Migrating eagles have a feeding frenzy during December around Lake Coeur D’Alene as the kokanee salmon (I think I spelled that right?) spawn and die along the shoreline. Peek viewing is in late December but even today we were able to spot about 25 eagles in about an hour (maybe 25 sightings of the same one, who knows). I’m definately going to get out there again if anyone wishes to come along. Here are just a few of the better shots.
eagles-01.jpg

eagles-02.jpg

eagles-03.jpgeagles-04.jpg
Click on the thumbnails to enlarge.

Speaking of weather

Monday, December 1st, 2008

I just needed a quick reference to the weather around here.  This is actually for Sandpoint, but close enough.
Average Temperatures

Month

AVG High

Avg Low

Mean

Avg Precip

Record High

Record Low

Jan

32°F

19°F

26°F

3.94 in.

54°F (1919)

-31°F (1950)

Feb

38°F

23°F

30°F

3.47 in.

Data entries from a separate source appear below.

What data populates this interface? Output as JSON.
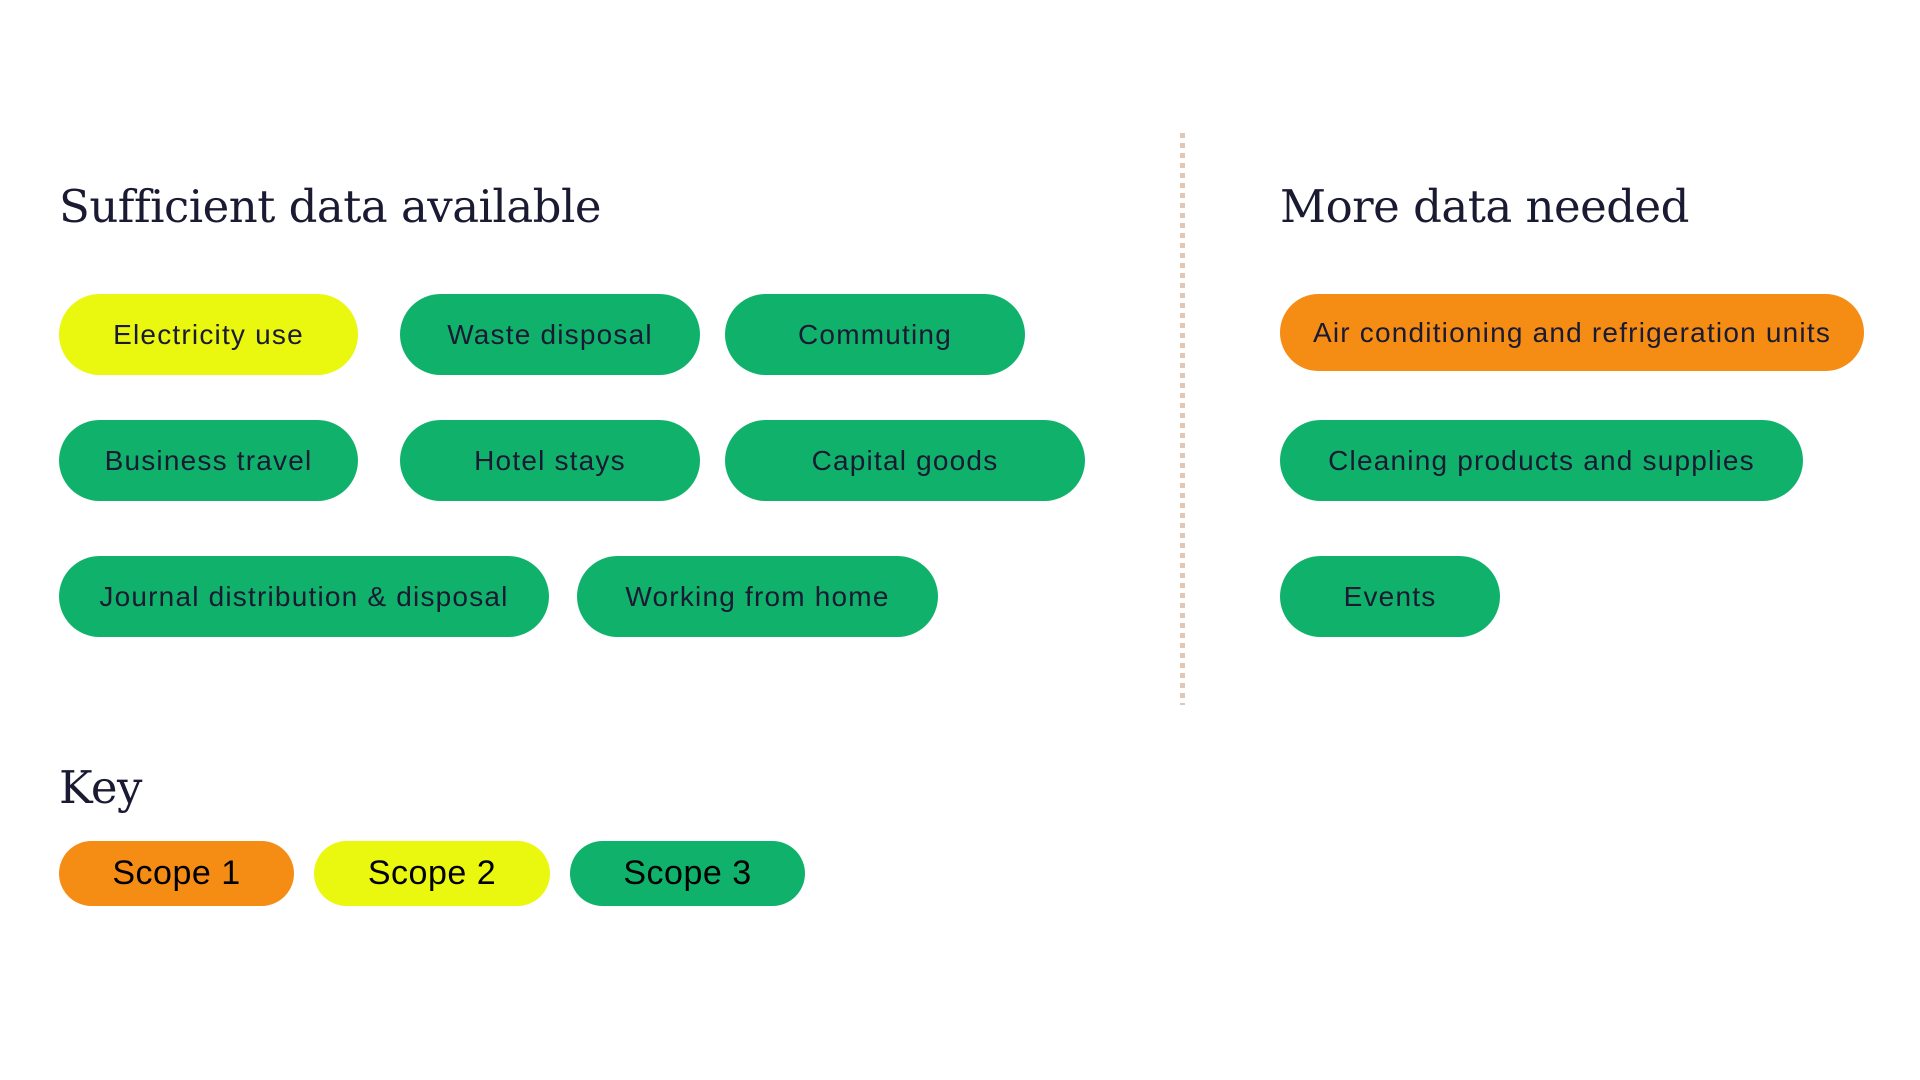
{
  "colors": {
    "scope1": "#f58c14",
    "scope2": "#eaf70f",
    "scope3": "#10b26b",
    "text": "#1a1a33",
    "divider": "#e2c7b4"
  },
  "sufficient": {
    "title": "Sufficient data available",
    "items": [
      {
        "label": "Electricity use",
        "scope": 2
      },
      {
        "label": "Waste disposal",
        "scope": 3
      },
      {
        "label": "Commuting",
        "scope": 3
      },
      {
        "label": "Business travel",
        "scope": 3
      },
      {
        "label": "Hotel stays",
        "scope": 3
      },
      {
        "label": "Capital goods",
        "scope": 3
      },
      {
        "label": "Journal distribution & disposal",
        "scope": 3
      },
      {
        "label": "Working from home",
        "scope": 3
      }
    ]
  },
  "needed": {
    "title": "More data needed",
    "items": [
      {
        "label": "Air conditioning and refrigeration units",
        "scope": 1
      },
      {
        "label": "Cleaning products and supplies",
        "scope": 3
      },
      {
        "label": "Events",
        "scope": 3
      }
    ]
  },
  "key": {
    "title": "Key",
    "items": [
      {
        "label": "Scope 1",
        "scope": 1
      },
      {
        "label": "Scope 2",
        "scope": 2
      },
      {
        "label": "Scope 3",
        "scope": 3
      }
    ]
  }
}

61°F (1995)

-35°F (1933)

Mar

46°F

28°F

37°F

2.85 in.

71°F (1915)

-10°F (1955)

Apr

56°F

34°F

45°F

2.25 in.

87°F (1977)

9°F (1936)

May

65°F

41°F

53°F

2.75 in.

97°F (1936)

22°F (1972)

Jun

72°F

47°F

59°F

2.46 in.

96°F (1992)

28°F (1919)

Jul

80°F

50°F

65°F

1.63 in.

104°F (1994)

33°F (1971)

Aug

80°F

49°F

64°F

1.43 in.

100°F (1961)

28°F (1924)

Sep

70°F

41°F

56°F

1.60 in.

 96°F (1938)

16°F (1926)

Oct

56°F

33°F

45°F

2.30 in.

82°F (1923)

4°F (1935)

Nov

40°F

28°F

34°F

4.75 in.

66°F (1975)

-10°F (1921)

Dec

32°F

21°F

27°F

4.75 in.

58°F (1917)

-37°F (1968)


Snowfall

Monthly average snowfall in inches beginning in January and ending in December.

1910-2000

Jan

Feb

Mar

Apr

May

Jun

Jul

Aug

Sep

Oct

Nov

Dec

22.9

13.5

6.3

0.8

0.0

0.0

0.0

0.0

0.0

0.5

6.6

20.2

Yearly total: 70.8

Good Morning

Monday, December 1st, 2008

Being on the East side of a mountain, we don’t get to see sunsets. But sometimes, the sunrises are just as good. Here’s a shot from outside our bedroom.It’s fall and the days are very short and usually cloudy. When there is sunshine, it rises around 7:30 a.m. and goes down behind the mountains around 2:30 p.m. We’re counting the days until mid-December when the days will get longer again.

sunrise.jpg

No wimpy frost here

Monday, December 1st, 2008

It’s not snow; It’s not an ice storm; It’s frost.

hoar-frost-00.jpg

Technically it’s known as “Hoar Frost”. Let’s just say it’s when fog freezes and forms a crystal wonderland. I caught these shots while traveling in Washington on Thanksgiving day. Since the fog was a few inches above ground level, the ground was left alone.

hoar-frost-01.jpghoar-frost-02.jpg

Click Thumbnails to Enlarge Images